|US7281341||Dec 10, 2003||Oct 16, 2007||The Burton Corporation||Lace system for footwear|
|US7596838||Dec 21, 2007||Oct 6, 2009||Bulmer Donald L||Lace lock|
|US7658019||Jun 5, 2008||Feb 9, 2010||The Burton Corporation||Lace system for footwear|
|US7958654||Jan 5, 2010||Jun 14, 2011||The Burton Corporation||Lace system for footwear|
|US8397357||Jun 29, 2010||Mar 19, 2013||John Madey||Shoelace retaining apparatus|

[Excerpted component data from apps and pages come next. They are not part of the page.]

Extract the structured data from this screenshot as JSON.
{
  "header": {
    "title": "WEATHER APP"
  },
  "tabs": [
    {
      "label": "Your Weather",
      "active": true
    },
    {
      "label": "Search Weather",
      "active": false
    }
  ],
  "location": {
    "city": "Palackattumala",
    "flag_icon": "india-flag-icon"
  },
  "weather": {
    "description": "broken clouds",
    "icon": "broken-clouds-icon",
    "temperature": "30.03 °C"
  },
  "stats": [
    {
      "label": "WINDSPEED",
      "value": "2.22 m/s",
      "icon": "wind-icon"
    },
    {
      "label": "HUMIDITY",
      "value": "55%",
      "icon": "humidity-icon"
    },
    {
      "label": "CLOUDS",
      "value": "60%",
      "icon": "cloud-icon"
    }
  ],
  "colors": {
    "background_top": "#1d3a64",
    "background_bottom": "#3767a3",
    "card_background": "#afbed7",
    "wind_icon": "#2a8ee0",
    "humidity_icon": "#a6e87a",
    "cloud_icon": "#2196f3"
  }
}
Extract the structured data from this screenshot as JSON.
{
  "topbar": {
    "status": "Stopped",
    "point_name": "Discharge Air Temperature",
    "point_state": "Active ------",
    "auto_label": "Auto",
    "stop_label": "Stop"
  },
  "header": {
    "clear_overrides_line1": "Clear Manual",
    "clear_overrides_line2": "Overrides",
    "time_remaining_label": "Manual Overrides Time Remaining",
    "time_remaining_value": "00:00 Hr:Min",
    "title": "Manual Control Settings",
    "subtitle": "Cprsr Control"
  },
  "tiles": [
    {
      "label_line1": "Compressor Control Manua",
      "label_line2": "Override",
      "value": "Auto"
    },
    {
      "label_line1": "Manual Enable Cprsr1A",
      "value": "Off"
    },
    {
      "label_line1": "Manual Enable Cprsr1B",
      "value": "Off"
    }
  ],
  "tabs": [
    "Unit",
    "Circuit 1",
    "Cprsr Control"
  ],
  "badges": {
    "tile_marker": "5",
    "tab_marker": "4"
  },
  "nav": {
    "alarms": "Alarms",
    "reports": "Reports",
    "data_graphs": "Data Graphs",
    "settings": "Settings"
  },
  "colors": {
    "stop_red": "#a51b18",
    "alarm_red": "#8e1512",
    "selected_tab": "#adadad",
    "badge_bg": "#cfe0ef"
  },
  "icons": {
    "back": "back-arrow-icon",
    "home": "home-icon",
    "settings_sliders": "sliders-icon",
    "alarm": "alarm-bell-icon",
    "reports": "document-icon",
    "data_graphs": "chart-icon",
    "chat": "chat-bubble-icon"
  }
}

|US8418381||Jun 7, 2011||Apr 16, 2013||The Burton Corporation||Lace system for footwear|
|US8474157||Aug 7, 2009||Jul 2, 2013||Pierre-Andre Senizergues||Footwear lacing system|
|US9044068 *||Jan 5, 2012||Jun 2, 2015||Tom Neale||Fastening system and method|
|US20040148801 *||Jan 5, 2004||Aug 5, 2004||Curet William D.||Adjustable shoelace|
|US20050283956 *||Jun 24, 2004||Dec 29, 2005||Ternasky Mitchell L||Shoelace retainer|
|US20130174391 *||Jan 5, 2012||Jul 11, 2013||Tom Neale||Fastening system and method|
|US20150272262 *||Mar 31, 2015||Oct 1, 2015||Sam Escamilla||Illuminated Shoe Insert|
|U.S. Classification||24/712.3, 24/712.5, 24/712.1|
|Cooperative Classification||Y10T24/3703, Y10T24/3713, Y10T24/3708, A43C7/005, A43C7/00|
|European Classification||A43C7/00, A43C7/00B|
|Jun 21, 1994||REMI||Maintenance fee reminder mailed|
|Nov 13, 1994||LAPS||Lapse for failure to pay maintenance fees|
|Jan 24, 1995||FP||Expired due to failure to pay maintenance fee|
Effective date: 19941116